■ What this task involves ■
Search the entries below for "chances" and copy each matching line.
--- START ---
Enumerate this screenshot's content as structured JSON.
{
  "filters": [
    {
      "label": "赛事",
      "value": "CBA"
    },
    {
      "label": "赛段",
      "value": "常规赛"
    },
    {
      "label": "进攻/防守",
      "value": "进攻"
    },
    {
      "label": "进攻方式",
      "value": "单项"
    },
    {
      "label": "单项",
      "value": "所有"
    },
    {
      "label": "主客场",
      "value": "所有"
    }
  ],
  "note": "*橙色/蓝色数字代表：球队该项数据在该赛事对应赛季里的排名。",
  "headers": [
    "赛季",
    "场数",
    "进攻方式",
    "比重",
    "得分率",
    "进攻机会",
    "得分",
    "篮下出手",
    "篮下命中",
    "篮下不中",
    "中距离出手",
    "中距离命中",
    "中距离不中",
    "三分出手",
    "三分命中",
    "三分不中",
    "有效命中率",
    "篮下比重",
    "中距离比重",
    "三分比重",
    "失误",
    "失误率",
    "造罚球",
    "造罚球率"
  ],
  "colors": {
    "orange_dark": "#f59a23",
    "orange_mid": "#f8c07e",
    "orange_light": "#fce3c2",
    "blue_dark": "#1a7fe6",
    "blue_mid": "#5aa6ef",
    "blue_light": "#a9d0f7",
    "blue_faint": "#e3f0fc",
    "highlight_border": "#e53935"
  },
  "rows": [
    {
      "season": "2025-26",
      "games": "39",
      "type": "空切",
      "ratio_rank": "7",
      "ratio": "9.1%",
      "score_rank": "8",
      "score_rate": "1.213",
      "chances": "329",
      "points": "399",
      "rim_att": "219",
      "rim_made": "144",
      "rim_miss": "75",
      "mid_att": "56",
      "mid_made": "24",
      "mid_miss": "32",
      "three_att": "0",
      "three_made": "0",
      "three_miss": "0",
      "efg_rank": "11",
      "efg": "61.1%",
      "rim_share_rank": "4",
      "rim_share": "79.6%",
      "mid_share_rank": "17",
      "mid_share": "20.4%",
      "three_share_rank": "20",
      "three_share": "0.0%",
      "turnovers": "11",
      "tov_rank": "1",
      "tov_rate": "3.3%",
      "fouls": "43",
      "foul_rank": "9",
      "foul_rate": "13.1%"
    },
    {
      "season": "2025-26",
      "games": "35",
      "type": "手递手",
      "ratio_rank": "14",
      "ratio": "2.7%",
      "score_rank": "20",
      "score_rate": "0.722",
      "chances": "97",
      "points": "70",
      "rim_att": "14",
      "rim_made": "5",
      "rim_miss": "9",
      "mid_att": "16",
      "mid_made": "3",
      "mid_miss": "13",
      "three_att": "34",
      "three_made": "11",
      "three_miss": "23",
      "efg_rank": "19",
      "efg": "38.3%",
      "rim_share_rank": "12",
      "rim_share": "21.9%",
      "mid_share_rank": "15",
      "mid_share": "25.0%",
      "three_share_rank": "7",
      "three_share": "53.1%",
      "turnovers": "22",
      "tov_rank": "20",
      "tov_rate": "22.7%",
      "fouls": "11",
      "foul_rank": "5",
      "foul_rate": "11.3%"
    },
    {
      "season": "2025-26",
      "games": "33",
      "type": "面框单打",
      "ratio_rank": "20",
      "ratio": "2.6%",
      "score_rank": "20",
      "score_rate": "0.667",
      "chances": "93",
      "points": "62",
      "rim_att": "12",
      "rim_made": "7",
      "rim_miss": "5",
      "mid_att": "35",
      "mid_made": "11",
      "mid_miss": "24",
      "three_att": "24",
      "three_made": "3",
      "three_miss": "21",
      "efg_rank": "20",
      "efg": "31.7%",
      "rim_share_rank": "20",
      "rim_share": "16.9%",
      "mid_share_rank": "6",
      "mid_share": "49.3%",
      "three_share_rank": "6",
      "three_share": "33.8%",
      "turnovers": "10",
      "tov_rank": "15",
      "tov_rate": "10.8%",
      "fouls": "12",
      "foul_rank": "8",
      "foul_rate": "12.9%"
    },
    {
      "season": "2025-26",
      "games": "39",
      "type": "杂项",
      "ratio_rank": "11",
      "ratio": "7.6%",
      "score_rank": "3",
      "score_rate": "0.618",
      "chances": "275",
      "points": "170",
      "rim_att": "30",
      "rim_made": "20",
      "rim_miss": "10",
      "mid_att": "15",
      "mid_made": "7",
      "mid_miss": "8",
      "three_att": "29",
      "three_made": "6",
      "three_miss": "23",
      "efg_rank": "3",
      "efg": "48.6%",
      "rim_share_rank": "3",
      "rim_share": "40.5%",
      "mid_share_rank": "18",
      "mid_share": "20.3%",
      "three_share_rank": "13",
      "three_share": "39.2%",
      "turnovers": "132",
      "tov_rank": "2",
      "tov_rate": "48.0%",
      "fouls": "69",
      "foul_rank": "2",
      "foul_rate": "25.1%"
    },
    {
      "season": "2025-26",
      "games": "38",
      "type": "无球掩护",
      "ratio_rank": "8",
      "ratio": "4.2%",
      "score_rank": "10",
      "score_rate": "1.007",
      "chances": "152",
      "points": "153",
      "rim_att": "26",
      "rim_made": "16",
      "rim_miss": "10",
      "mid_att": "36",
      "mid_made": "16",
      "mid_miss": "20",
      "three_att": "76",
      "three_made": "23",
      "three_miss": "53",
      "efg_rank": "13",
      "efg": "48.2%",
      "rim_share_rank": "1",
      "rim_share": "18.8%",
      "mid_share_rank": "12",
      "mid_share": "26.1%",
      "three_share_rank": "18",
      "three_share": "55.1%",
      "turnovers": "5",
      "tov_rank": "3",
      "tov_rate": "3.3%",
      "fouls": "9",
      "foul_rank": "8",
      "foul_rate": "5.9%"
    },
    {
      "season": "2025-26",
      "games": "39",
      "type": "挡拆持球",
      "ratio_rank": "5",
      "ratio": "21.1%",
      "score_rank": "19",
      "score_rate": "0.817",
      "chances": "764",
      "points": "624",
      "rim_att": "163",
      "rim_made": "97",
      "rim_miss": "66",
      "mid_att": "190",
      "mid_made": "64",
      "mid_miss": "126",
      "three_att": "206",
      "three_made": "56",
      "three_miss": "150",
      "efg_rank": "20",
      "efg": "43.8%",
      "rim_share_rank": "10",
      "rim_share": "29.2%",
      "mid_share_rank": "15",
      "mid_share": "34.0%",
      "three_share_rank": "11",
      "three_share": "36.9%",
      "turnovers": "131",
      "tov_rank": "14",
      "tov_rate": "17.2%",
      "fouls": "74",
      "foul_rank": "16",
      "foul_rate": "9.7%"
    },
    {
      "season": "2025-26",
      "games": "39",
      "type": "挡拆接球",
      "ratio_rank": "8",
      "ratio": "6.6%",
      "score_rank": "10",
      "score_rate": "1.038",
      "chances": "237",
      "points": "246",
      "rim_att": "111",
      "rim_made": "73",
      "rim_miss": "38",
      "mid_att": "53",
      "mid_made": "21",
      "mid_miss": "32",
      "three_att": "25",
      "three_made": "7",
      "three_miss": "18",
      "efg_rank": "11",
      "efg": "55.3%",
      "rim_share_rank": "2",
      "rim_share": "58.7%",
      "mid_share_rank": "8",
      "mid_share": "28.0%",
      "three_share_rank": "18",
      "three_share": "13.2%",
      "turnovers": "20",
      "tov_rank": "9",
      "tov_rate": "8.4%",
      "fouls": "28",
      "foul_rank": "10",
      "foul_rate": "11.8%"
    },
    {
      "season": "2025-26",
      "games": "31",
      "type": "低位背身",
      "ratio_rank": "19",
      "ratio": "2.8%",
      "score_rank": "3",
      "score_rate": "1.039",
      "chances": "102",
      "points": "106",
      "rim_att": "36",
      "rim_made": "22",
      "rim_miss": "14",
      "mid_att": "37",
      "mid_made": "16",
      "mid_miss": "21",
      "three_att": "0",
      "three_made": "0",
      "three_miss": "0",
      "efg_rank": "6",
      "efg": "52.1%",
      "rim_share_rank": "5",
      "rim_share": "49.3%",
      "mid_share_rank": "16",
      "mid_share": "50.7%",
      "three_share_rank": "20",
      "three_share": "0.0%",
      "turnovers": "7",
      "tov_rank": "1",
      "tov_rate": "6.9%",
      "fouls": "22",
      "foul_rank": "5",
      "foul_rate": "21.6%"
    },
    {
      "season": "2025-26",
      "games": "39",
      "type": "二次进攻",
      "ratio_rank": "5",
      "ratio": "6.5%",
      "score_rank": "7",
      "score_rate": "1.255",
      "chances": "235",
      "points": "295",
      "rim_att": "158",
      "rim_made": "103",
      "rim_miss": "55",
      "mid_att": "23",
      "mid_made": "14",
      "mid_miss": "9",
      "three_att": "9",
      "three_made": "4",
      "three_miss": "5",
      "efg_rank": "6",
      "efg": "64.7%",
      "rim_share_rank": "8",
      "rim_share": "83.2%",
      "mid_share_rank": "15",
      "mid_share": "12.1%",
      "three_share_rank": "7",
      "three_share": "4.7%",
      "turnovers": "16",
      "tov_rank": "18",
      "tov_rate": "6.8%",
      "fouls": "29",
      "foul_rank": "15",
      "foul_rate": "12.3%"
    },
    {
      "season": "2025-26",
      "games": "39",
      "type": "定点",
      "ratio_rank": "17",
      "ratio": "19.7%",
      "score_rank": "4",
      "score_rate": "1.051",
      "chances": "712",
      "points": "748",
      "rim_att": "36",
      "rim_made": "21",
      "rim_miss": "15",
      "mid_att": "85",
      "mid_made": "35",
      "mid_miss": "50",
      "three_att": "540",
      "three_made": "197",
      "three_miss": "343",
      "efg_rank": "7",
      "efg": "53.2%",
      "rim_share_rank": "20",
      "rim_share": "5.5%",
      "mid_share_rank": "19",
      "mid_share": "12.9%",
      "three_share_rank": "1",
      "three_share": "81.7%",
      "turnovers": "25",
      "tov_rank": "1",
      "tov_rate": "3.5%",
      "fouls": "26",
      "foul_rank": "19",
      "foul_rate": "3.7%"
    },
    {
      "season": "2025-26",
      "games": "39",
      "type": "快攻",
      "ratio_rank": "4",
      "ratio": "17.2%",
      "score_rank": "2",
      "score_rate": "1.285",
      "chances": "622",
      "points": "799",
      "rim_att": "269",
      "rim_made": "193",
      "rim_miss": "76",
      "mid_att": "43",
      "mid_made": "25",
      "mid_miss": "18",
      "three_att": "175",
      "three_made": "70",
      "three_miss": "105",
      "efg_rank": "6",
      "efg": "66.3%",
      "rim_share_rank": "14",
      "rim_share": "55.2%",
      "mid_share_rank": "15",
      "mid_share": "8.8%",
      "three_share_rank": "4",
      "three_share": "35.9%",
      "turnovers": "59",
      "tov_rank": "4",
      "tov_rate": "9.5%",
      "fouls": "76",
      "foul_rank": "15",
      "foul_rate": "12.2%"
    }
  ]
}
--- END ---
■ Your response ■
      "chances": "329",
      "chances": "97",
      "chances": "93",
      "chances": "275",
      "chances": "152",
      "chances": "764",
      "chances": "237",
      "chances": "102",
      "chances": "235",
      "chances": "712",
      "chances": "622",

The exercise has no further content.